Undergraduates make up a majority of the University’s student population, so it’s easy to forget about the small group of students enrolled in the University’s graduate studies programs. But Wesleyan’s status as a university rather than a college is a key feature that distinguishes it from peer institutions.
The University’s Graduate Studies Program offers masters and Ph.D. programs in the sciences, math, computer science, and music. Through the Graduate Studies Program, the University also offers a B.A./M.A. program, colloquially known as the “fifth-year master’s program,” for a B.A./M.A. in the sciences. Accepted University undergraduates begin masters coursework and research their senior year. After graduation, these students can enter a one-year master’s program at the University, tuition-free, in their field of study. Including these B.A./M.A. students, there are currently 168 graduate students in the Graduate Studies Program.
An important feature of the Graduate Studies Program is the Graduate Student Association (GSA). Katie Sagarin, a Ph.D. student in the Devoto Lab and current GSA president, explained the purpose of the group.
“The existence of the Graduate Student Association is important because it’s the next best thing to having a union,” Sagarin said. “It’s a way for us to act as a body to represent our interests instead of having no representation.”
Sagarin explained that one of her goals is to promote inclusivity and community in graduate programs through the GSA.
“In the last three years, we have all been trying to get more socialization going because we do tend to just work and not have a social life,” she said. “The GSA is trying to make it super easy to get together. So we do stuff like happy hours, ‘Game Of Thrones’ viewing party on Sundays, board game nights, and hiking…. If you want to make your own event, you can do that and we can provide funding as long as [the event is] open to all graduate students.”
But where do all of these events take place? Unlike undergraduates, graduate students are not required to live on campus. The University does offer on-campus housing, such as the Park/Washington Complex, but many graduate students also commute to campus from nearby.
That being said, these students have little free time to socialize. Besides taking their required classes, many graduate students serve as teaching assistants in undergraduate classes or spend their time in research labs on campus.
“Graduate students spend most of their time performing research,” Stephen Lanno, a Ph.D. student in the Coolon Lab, said. “My research is in the areas of ecological and evolutionary genetics and genomics, investigating the evolution of toxin resistance in insects using Drosophila as a model system…. Some time is allocated to taking courses and teaching, but the majority of our time is spent in lab.”
“All the departments are pretty small, so we only have one or two graduate students per lab,” explained Andrea Lee, a Ph.D. student in the Westmoreland Lab whose research deals with transition-metal magnetic resonance image agents.
In addition to the students in the University’s Graduate Studies Program, there are about 175 students enrolled in the University’s Graduate Liberal Studies (GLS) Program. The GLS program is part-time and awards a Master of Arts in Liberal Studies (MALS) and a Master of Philosophy in Liberal Arts (MPhil), as well as non-degree study for students who just want to take classes without necessarily working toward a degree.
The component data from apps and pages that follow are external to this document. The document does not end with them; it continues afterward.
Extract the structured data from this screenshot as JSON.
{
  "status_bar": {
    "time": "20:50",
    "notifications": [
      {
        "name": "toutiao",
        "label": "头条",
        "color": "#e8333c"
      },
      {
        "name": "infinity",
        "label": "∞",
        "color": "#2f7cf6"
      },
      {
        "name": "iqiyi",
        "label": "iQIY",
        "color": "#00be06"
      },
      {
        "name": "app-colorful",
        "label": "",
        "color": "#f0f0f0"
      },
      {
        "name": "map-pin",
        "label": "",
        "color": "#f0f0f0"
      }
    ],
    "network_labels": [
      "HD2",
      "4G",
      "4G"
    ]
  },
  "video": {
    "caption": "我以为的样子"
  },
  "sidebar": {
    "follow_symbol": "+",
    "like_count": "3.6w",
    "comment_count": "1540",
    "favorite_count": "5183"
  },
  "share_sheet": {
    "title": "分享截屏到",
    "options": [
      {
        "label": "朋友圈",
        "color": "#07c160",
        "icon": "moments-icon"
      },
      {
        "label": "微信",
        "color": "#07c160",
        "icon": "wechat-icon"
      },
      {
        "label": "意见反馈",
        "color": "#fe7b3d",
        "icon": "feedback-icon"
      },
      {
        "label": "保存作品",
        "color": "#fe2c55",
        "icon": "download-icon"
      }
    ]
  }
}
Jennifer Curran, the director of GLS, described the difference between this program and the University’s other graduate programs.
“There are two main differences: The first is that the GLS curriculum is extremely varied and flexible,” Curran wrote in an email to The Argus. “There are no required courses, and students are encouraged to explore a mix of topics across the liberal arts and sciences (course subjects include creative writing, history, photography, psychology, film, biology, art, data analysis, and more). The second is that the program is a part-time, commuting program, so that working adults can take courses with a schedule and pace that works for them.”
“Most GLS students are working professionals,” Curran continued. “We have a lot of public and private school teachers (Grades K-12) and a lot of administrators from Wesleyan and other institutions in the region. We also have recently-graduated BA alumni from Wesleyan and elsewhere, in addition to engineers, medical professionals, artists, stay-at-home parents, writers, retirees—you name it. The variety of people, professions and life experiences in every classroom makes discussions really exciting.”
Because of the part-time nature of the GLS program, there is not much interaction between students in this program and those in the Graduate Studies Program. That being said, graduate students on campus are able to form communities within their particular areas of study, especially with the recent work done by the GSA.
“You have really close contact with undergraduates and Principle Investigators [the lead researcher for the lab],” Lee stated. “Through that, you’re able to build better relationships. Especially for me, it was good that I was here because I feel more supported than if I had gone somewhere else and was left to my own devices.”
“The graduate programs here are super inclusive,” added Melissa King, a Ph.D. student in Chemistry who is in the Personick Lab. “This is a small school, and it’s a small program which means you get to interact with people from different disciplines. You’re not in a 60-person lab where you’re competing all the time. It’s a nice experience to have, where you’re not fighting with all of your colleagues, and rather building friendships what will last a lifetime.”
Hannah Docter-Loeb can be reached at email@example.com.